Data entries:

......

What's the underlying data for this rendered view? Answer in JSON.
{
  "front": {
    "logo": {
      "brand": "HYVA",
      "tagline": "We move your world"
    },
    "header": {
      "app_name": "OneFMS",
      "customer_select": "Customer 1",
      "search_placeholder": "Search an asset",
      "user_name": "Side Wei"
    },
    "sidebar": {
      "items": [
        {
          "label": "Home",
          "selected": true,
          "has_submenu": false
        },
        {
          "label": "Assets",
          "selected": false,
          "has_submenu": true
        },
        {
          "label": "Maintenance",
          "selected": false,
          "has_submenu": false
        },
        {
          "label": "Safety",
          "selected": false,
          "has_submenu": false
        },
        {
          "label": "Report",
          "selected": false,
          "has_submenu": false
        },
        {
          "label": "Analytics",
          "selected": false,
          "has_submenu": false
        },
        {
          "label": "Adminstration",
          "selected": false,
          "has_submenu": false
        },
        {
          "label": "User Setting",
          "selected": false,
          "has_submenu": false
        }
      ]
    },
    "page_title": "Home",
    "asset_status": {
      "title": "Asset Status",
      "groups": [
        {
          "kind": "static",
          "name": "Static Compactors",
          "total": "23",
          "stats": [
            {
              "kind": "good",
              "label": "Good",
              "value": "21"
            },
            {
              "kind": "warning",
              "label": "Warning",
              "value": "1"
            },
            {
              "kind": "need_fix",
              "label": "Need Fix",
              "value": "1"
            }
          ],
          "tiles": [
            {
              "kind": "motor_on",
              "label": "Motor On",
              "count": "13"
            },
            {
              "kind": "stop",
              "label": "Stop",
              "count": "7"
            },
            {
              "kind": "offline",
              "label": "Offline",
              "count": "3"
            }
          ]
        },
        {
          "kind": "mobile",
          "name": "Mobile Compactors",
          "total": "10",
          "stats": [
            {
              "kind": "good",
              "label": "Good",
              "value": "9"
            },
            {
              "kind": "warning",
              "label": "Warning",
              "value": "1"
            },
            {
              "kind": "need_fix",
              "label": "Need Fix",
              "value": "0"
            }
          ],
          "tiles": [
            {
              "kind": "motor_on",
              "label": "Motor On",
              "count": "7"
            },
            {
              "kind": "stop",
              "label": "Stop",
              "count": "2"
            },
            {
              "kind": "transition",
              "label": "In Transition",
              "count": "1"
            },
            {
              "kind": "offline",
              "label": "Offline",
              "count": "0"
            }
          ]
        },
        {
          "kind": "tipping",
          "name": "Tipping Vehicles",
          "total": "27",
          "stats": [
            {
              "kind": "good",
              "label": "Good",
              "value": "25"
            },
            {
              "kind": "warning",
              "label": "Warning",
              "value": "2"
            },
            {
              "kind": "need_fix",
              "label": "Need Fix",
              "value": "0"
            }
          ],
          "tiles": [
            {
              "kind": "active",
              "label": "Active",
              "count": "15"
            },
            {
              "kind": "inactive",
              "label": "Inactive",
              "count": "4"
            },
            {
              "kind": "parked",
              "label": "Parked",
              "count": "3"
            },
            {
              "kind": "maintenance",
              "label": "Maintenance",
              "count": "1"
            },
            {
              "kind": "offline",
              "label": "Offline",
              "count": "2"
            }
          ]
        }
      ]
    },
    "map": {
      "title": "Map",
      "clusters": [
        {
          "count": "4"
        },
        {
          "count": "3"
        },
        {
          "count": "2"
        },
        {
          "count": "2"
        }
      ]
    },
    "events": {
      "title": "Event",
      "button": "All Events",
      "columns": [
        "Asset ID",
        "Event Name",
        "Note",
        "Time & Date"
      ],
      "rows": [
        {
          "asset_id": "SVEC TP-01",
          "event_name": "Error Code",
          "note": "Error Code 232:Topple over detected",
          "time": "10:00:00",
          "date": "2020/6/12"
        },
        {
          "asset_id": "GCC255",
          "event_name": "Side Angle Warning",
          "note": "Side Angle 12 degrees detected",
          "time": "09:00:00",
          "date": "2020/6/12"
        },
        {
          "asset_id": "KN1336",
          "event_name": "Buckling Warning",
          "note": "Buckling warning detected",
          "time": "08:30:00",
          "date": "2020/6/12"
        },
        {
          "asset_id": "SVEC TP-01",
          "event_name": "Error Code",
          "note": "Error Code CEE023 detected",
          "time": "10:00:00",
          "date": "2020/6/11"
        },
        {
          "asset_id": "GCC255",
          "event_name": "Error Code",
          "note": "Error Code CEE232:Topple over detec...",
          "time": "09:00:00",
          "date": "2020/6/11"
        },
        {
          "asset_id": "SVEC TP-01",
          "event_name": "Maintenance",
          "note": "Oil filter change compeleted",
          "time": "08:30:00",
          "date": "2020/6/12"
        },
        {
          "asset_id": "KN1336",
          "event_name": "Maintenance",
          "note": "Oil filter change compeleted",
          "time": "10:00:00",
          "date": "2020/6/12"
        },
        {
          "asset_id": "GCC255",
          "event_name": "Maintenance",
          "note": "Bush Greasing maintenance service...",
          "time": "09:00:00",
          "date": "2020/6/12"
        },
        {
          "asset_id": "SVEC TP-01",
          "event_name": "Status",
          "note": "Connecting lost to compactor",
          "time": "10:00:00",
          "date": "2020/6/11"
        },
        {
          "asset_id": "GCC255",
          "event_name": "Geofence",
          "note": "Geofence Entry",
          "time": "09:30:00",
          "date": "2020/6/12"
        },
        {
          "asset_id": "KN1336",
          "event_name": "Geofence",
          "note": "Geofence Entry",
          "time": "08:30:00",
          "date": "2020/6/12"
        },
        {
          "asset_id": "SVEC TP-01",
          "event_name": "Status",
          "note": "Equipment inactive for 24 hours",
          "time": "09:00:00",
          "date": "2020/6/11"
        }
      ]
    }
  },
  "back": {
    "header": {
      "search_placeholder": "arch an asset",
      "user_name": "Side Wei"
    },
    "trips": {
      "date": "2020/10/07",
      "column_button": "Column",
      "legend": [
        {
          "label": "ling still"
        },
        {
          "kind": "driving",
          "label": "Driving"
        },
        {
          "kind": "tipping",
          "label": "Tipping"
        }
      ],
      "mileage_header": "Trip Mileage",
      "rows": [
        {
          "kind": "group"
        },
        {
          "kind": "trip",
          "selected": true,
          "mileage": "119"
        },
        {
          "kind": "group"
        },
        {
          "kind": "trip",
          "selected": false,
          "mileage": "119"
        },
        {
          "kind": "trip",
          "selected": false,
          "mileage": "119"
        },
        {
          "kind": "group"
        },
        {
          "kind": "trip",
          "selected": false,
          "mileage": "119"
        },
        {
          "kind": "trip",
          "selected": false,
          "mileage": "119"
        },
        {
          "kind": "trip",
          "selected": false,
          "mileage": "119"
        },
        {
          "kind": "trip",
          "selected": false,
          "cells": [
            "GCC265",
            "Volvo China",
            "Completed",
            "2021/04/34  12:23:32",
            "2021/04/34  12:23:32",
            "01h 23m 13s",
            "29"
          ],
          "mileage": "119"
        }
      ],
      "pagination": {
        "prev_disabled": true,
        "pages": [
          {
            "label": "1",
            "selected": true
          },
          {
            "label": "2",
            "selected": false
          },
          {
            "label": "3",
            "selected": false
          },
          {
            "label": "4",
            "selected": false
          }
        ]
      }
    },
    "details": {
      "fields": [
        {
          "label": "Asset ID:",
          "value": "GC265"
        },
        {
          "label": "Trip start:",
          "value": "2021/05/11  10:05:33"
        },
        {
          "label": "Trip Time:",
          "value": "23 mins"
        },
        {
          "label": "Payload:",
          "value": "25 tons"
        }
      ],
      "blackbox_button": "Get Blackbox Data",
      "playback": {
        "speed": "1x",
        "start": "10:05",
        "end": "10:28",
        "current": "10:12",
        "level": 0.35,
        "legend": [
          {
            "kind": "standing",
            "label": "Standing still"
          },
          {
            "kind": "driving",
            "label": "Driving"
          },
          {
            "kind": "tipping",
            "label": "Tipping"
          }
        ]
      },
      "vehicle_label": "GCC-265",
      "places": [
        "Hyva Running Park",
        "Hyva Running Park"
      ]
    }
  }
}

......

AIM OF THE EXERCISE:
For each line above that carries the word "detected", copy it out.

SOLUTION TO THIS EXERCISE:
          "note": "Error Code 232:Topple over detected",
          "note": "Side Angle 12 degrees detected",
          "note": "Buckling warning detected",
          "note": "Error Code CEE023 detected",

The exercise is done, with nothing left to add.